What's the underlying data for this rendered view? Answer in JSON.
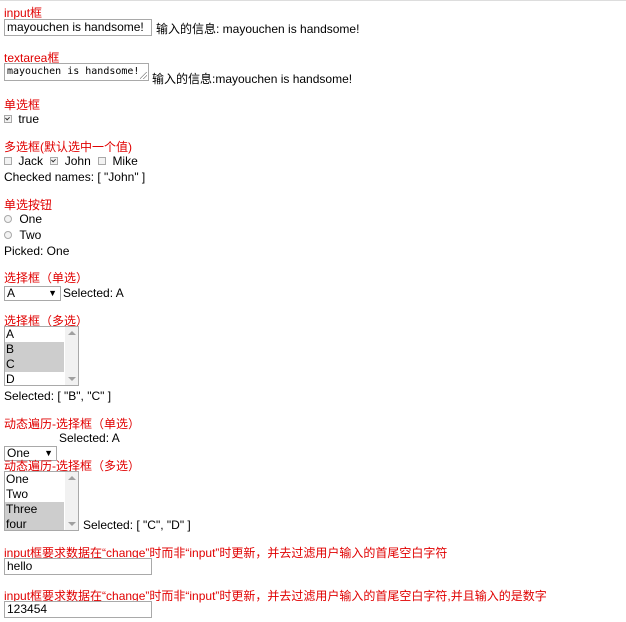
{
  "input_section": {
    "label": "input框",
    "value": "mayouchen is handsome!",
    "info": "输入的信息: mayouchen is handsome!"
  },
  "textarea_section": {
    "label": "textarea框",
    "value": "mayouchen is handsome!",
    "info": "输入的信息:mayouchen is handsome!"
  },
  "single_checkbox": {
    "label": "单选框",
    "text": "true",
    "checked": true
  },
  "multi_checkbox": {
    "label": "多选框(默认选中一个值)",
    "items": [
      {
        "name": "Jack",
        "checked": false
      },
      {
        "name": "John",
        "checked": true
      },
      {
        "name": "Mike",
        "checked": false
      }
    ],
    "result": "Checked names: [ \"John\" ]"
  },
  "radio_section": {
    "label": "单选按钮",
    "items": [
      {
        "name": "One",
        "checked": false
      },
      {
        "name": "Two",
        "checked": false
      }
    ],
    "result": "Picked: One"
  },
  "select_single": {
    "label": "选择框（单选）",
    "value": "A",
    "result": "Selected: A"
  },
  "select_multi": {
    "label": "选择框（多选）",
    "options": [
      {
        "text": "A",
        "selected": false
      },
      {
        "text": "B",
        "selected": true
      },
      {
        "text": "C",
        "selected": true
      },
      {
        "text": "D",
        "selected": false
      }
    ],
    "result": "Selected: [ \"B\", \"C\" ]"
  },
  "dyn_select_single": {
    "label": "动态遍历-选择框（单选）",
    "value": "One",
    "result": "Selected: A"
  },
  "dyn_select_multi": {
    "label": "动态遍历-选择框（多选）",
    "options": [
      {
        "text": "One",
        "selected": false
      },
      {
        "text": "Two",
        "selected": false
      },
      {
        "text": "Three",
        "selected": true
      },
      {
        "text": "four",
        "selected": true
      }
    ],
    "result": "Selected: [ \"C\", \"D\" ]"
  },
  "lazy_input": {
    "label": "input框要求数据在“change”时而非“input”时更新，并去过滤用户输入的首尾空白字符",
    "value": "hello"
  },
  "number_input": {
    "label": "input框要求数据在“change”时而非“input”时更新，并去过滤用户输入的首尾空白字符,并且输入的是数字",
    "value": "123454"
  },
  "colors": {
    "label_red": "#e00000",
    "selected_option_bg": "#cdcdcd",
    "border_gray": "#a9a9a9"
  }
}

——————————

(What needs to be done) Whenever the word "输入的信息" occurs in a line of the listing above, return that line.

(Exercise output)
    "info": "输入的信息: mayouchen is handsome!"
    "info": "输入的信息:mayouchen is handsome!"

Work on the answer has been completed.